CC SA-BY Our OaklandThe East Bay Water Company was the successor to the Peoples Water Company, and one of the predecessors of the East Bay Municipal Utility District.

"East Bay Water Company, Oakland, Cal.  Organized under the laws of California Nov. 13, 1916. This Company is a successor in interest to the old Peoples Water Co., the property of which was sold on November 29, 1916 to the Reorganization Committee of the Peoples Water Co., which later conveyed it to the East Bay Water Co. The following is a summary of what each class of security received under the reorganization." 2

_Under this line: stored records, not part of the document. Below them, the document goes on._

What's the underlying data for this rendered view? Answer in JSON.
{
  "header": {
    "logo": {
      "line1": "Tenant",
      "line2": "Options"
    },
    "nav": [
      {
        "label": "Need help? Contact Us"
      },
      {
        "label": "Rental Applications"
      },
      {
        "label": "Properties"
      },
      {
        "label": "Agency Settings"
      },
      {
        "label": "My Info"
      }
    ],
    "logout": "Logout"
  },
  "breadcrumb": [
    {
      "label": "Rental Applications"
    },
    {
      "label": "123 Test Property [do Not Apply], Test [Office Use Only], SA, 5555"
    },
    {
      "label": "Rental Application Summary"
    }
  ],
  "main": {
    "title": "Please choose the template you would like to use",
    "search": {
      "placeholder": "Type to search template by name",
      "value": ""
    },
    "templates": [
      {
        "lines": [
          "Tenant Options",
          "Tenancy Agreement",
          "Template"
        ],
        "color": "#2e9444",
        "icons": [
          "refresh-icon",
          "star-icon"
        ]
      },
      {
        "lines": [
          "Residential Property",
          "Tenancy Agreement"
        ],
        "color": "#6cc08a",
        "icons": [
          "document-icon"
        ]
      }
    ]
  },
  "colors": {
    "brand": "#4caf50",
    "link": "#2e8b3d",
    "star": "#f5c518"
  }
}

The securities of the new company included bonds from the Peoples Water Company, as well as various smaller water companies. It also included notes, and Peoples Water Company stock.

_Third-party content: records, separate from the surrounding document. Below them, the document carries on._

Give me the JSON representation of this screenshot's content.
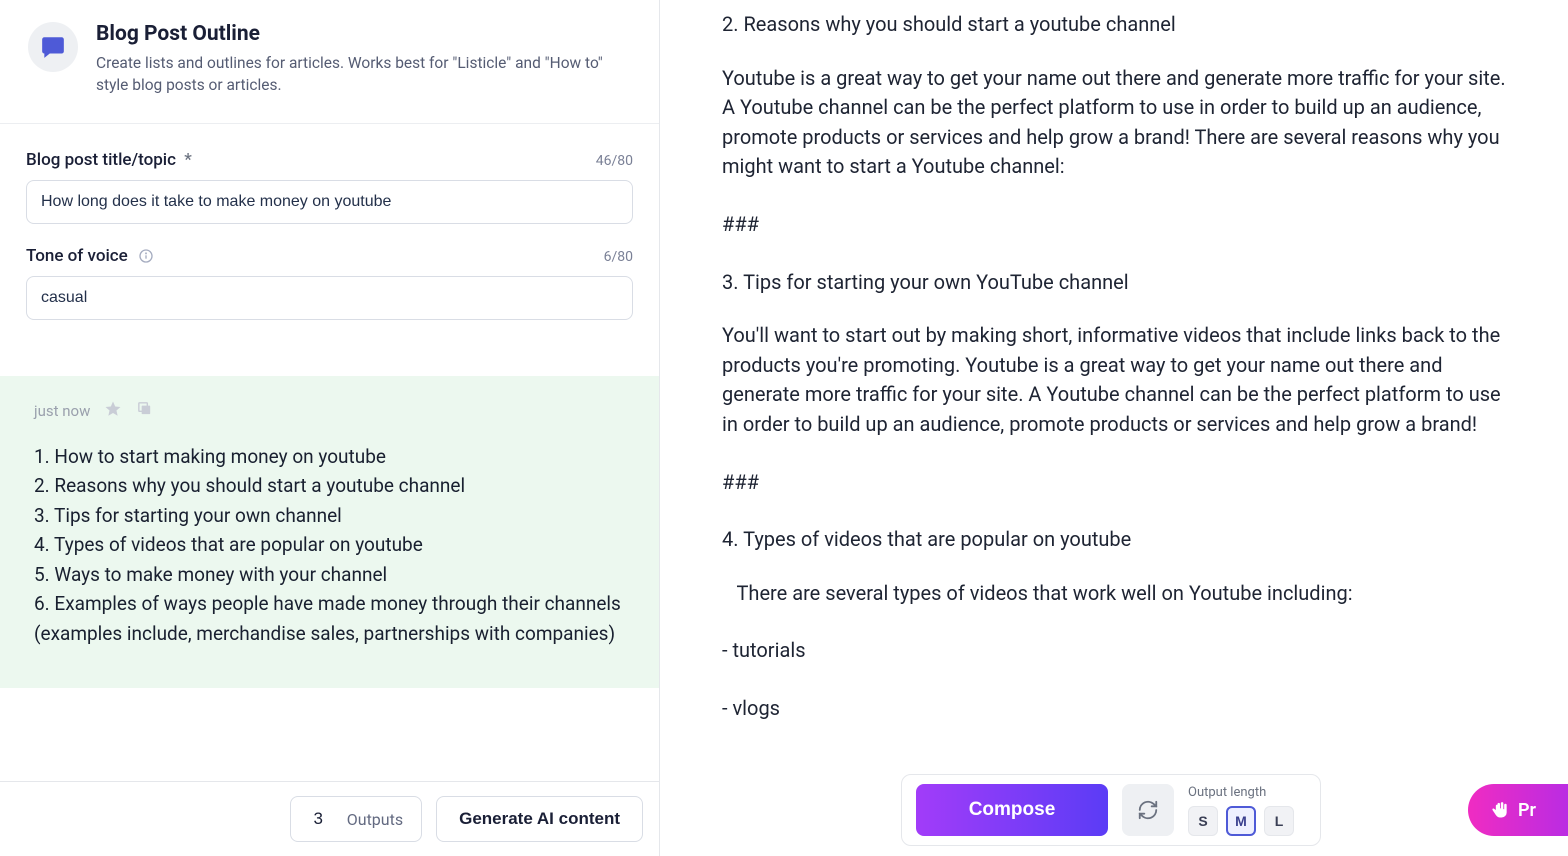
{
  "header": {
    "title": "Blog Post Outline",
    "description": "Create lists and outlines for articles. Works best for \"Listicle\" and \"How to\" style blog posts or articles."
  },
  "fields": {
    "title": {
      "label": "Blog post title/topic",
      "required_marker": "*",
      "value": "How long does it take to make money on youtube",
      "char_count": "46/80"
    },
    "tone": {
      "label": "Tone of voice",
      "value": "casual",
      "char_count": "6/80"
    }
  },
  "output": {
    "timestamp": "just now",
    "lines": [
      "1. How to start making money on youtube",
      "2. Reasons why you should start a youtube channel",
      "3. Tips for starting your own channel",
      "4. Types of videos that are popular on youtube",
      "5. Ways to make money with your channel",
      "6. Examples of ways people have made money through their channels (examples include, merchandise sales, partnerships with companies)"
    ]
  },
  "footer": {
    "outputs_count": "3",
    "outputs_label": "Outputs",
    "generate_label": "Generate AI content"
  },
  "doc": {
    "h2": "2. Reasons why you should start a youtube channel",
    "p2": "Youtube is a great way to get your name out there and generate more traffic for your site. A Youtube channel can be the perfect platform to use in order to build up an audience, promote products or services and help grow a brand! There are several reasons why you might want to start a Youtube channel:",
    "sep": "###",
    "h3": "3. Tips for starting your own YouTube channel",
    "p3": "You'll want to start out by making short, informative videos that include links back to the products you're promoting. Youtube is a great way to get your name out there and generate more traffic for your site. A Youtube channel can be the perfect platform to use in order to build up an audience, promote products or services and help grow a brand!",
    "h4": "4. Types of videos that are popular on youtube",
    "p4": "   There are several types of videos that work well on Youtube including:",
    "li1": "- tutorials",
    "li2": "- vlogs"
  },
  "compose": {
    "button": "Compose",
    "length_label": "Output length",
    "sizes": {
      "s": "S",
      "m": "M",
      "l": "L"
    }
  },
  "pink": {
    "label": "Pr"
  }
}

The officers of the new company were W.E. Creed, J.Y. Eccleston, R.M. Fitzgerald, S.M. Marks, and George H. Wilhelm. The directors were Henry E. Bothin, P.E. Bowles, J.F. Carlston, William Cavalier, George H. Collins, W.E. Creed, John S. Drum, J.Y. Eccleston, R.M. Fitzgerald, F.C. Havens, Stuart S. Hawley, Frank Otis, and F.W. Van Sicklen. The offices were at Broadway and 9th. 2

Got it started with a bit of copy/paste ...

The 1923 fire revealed some serious shortcomings in Berkeley's water system. When homeowners turned on their hoses at the same time that fire fighters unplugged their hydrants, water pressure dropped to near zero. This simply reinforced the complaints about water service that had been expressed for decades. After Henry Berryman sold his original Berkeley water works in the 1880s, the city had been integrated into a series of privately-owned regional systems that included Oakland.

The most ambitious of these, the Peoples Water Company, controlled by the former Smith-Havens syndicate, went bankrupt in 1914 in the midst of a serious drought.

New investors hastily organized the East Bay Water Company and took measures to increase supply, including building San Pablo Reservoir and developing the Wildcat Creek watershed, but these were short-term solutions at best.

By 1920 several firms, including the Goodyear Tire Company, had decided not to locate in the East Bay because of the inadequate water service. 1

CC SA-BY Our Oakland

See Also

Links and References

  1. Berkeley, A City in History by Charles Wollenberg
  2. Walker's Manual of Western Corporations, Volumes 1912-1923, page 111